A note for both parents and designers on the perils of modern health and safety standards; next time you take a child to a playground think about how complacent you and the child become when faced with play equipment that you’ve seen and climbed on a dozen times before.
Here’s landscape architect, Helle Nebelong, speaking at a conference in 2002:
When we renovate public playgrounds and ask the local residents what they want for their play area the answer today is equipment from nature. I think this is a reaction to decades of use of standardised and unimaginative playground equipment.
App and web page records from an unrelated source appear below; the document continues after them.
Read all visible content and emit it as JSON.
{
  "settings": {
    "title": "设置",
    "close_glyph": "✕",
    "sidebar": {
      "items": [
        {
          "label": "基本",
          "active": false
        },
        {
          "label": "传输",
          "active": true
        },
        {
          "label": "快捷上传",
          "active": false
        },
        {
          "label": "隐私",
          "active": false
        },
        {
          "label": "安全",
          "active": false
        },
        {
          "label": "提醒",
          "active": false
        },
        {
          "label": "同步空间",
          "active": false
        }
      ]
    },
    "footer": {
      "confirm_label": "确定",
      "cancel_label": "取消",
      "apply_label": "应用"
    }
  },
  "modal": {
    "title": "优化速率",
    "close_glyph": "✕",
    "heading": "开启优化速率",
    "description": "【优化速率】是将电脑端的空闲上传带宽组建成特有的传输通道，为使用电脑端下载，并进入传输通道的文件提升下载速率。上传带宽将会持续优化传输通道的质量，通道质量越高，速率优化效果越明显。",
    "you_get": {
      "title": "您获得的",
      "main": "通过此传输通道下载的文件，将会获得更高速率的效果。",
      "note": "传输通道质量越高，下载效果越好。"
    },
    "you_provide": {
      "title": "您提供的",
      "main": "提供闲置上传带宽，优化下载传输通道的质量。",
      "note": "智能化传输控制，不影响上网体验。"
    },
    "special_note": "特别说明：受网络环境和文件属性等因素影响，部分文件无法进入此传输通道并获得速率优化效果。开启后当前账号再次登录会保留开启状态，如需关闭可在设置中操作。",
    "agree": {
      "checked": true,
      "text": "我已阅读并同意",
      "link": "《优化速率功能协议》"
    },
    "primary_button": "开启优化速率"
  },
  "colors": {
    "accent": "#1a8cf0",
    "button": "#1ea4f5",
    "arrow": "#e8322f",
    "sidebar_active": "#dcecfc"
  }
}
The pre-fabricated playground tries to live 100% up to safety standards. These standards developed, based on horror stories of real tragic accidents Although these are guidelines and as such are useful when combined with common sense, they have, in my opinion, been allowed to go too far. The child’s real need for play and development is set aside with good intentions.
I am convinced that standardised playgrounds are dangerous, just in another way: when the distance between all the rungs in a climbing net or a ladder is exactly the same, the child has no need to concentrate on where he puts his feet.
Standardisation is dangerous because play becomes simplified and the child does not have to worry about his movements. This lesson cannot be carried over to all the knobbly and asymmetrical forms with which one is confronted throughout life.
I found this at work this morning in the report No Particular Place to Go by Ken Worpole. Nebelong works for the Copenhagen City Parks department, let’s hope that she gets a few commissions in the UK in future.